## Records for processing
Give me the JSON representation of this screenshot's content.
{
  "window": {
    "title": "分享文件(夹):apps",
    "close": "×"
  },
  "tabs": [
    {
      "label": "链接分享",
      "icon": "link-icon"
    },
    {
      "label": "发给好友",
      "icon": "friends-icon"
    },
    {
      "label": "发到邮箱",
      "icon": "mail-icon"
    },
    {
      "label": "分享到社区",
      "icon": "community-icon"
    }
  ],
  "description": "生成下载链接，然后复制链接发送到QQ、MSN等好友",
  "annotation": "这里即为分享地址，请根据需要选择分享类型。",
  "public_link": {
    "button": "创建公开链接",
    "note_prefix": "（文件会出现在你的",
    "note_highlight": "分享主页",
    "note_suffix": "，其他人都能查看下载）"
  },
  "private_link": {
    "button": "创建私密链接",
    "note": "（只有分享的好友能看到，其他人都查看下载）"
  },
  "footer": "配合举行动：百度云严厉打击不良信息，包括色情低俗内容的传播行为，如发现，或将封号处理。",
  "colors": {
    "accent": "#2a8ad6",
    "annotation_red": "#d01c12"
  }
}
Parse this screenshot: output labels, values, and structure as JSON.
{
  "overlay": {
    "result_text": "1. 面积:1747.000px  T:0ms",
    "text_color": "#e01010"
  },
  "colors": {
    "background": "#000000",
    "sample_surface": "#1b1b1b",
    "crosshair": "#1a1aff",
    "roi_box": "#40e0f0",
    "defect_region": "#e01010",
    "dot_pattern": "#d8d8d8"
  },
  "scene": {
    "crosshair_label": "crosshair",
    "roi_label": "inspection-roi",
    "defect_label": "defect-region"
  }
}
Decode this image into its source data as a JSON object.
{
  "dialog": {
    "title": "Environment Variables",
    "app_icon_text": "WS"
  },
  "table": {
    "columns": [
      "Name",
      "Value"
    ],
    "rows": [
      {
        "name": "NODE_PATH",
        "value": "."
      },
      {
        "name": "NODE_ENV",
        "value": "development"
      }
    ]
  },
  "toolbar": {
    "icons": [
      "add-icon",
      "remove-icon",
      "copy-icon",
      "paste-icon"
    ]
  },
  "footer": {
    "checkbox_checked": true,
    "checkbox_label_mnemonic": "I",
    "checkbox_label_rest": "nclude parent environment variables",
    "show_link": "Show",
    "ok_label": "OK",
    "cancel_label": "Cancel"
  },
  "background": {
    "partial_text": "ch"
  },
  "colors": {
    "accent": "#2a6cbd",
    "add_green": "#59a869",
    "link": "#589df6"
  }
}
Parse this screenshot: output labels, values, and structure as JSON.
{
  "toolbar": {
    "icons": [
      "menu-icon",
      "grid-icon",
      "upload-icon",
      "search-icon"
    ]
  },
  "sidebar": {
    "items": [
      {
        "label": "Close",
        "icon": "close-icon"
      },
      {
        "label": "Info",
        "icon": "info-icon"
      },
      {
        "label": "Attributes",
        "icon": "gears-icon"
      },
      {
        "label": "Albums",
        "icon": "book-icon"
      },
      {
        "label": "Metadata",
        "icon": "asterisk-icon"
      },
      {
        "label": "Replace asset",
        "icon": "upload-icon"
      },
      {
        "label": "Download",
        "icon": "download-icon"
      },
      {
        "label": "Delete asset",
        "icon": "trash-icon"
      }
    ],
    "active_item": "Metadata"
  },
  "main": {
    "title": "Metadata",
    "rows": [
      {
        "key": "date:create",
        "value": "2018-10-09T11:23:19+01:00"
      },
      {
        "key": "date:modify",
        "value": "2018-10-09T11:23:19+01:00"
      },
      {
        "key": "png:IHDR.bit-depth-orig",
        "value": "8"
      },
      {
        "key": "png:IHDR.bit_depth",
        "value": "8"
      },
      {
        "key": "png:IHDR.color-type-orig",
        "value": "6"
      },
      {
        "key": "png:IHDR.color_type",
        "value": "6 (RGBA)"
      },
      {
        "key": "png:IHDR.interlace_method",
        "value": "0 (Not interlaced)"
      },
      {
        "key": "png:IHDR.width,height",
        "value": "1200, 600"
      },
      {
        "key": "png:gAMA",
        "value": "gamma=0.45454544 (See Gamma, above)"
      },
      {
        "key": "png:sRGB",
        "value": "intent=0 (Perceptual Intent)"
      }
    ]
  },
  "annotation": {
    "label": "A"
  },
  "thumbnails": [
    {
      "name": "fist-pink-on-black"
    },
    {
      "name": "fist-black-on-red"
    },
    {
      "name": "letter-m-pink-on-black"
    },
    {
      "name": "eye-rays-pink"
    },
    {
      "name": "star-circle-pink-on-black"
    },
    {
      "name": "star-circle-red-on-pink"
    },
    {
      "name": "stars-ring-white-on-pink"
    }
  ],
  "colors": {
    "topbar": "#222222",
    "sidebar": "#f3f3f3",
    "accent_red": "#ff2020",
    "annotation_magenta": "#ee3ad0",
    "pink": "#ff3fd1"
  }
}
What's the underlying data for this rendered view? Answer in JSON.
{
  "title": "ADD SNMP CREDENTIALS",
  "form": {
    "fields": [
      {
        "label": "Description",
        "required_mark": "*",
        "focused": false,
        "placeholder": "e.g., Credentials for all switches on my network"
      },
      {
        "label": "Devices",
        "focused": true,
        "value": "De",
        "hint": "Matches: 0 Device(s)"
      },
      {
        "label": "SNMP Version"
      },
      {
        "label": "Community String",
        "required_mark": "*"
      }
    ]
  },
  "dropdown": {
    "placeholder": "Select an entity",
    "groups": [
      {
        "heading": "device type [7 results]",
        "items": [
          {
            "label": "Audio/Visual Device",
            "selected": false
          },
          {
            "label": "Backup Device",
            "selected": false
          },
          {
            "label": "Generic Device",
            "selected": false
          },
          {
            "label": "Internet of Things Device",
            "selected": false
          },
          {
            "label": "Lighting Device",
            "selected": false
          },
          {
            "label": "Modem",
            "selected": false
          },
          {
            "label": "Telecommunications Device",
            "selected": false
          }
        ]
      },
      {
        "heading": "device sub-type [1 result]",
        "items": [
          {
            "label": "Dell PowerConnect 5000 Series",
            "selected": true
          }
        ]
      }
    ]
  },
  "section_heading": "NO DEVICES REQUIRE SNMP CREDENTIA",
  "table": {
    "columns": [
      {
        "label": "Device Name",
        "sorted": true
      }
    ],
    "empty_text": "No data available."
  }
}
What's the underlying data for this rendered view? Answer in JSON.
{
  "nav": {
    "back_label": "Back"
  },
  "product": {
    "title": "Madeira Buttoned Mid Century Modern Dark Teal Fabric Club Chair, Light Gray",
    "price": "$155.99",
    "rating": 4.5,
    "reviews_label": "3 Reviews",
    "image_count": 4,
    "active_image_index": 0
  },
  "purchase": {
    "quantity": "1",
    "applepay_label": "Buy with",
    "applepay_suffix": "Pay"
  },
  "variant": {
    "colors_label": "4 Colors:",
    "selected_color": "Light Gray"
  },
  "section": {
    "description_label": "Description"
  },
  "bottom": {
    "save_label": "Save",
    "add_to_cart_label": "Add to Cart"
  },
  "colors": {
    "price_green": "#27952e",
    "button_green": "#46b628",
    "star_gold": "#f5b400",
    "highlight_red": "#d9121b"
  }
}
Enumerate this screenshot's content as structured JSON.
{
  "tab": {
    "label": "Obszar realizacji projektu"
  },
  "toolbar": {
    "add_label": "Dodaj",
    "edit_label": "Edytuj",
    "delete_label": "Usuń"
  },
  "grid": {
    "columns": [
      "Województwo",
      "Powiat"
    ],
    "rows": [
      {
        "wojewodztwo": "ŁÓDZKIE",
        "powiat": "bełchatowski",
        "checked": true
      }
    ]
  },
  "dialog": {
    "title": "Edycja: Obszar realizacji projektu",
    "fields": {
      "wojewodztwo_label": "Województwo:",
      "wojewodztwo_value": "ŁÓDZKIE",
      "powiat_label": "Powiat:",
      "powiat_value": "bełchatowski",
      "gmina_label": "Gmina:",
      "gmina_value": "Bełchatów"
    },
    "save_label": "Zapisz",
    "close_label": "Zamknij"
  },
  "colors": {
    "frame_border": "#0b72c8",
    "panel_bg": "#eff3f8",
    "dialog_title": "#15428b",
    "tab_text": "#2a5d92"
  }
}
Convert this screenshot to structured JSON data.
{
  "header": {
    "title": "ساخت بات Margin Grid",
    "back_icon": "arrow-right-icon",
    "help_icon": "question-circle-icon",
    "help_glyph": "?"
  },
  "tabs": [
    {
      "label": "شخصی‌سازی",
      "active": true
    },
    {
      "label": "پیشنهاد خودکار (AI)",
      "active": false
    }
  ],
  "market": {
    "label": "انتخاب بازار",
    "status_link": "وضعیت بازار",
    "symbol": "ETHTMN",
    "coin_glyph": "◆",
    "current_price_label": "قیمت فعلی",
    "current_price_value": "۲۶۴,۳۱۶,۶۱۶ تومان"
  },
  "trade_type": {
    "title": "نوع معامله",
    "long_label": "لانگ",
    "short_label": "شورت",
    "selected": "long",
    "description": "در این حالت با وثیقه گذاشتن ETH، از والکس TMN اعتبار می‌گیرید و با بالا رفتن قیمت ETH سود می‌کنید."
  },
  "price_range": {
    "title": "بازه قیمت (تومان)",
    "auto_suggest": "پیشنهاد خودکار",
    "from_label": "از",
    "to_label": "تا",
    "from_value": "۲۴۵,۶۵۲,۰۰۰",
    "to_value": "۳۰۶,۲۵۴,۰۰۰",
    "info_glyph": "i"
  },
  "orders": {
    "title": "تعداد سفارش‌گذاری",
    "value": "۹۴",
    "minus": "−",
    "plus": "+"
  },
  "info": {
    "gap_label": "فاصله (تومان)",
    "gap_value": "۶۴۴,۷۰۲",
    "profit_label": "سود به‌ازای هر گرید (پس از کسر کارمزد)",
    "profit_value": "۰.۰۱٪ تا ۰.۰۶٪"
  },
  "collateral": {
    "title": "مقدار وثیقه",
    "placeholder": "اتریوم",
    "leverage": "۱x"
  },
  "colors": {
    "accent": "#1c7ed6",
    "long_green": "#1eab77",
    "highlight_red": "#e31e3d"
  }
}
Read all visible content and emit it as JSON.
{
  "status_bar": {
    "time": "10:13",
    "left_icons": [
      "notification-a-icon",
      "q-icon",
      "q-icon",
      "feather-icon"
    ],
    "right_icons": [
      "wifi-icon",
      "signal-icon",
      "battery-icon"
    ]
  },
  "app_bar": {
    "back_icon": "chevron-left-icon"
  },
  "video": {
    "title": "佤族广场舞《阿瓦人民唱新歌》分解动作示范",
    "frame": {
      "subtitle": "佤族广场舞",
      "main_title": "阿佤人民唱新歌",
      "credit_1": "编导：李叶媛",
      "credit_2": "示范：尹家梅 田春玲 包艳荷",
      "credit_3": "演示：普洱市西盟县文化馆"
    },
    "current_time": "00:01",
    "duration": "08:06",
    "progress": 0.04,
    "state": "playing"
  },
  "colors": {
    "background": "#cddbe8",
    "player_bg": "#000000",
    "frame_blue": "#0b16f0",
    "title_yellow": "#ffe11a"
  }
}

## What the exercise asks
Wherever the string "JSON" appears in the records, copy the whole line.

## Answer below
Give me the JSON representation of this screenshot's content.
Parse this screenshot: output labels, values, and structure as JSON.
Decode this image into its source data as a JSON object.
Parse this screenshot: output labels, values, and structure as JSON.
What's the underlying data for this rendered view? Answer in JSON.
What's the underlying data for this rendered view? Answer in JSON.
Enumerate this screenshot's content as structured JSON.
Convert this screenshot to structured JSON data.
Read all visible content and emit it as JSON.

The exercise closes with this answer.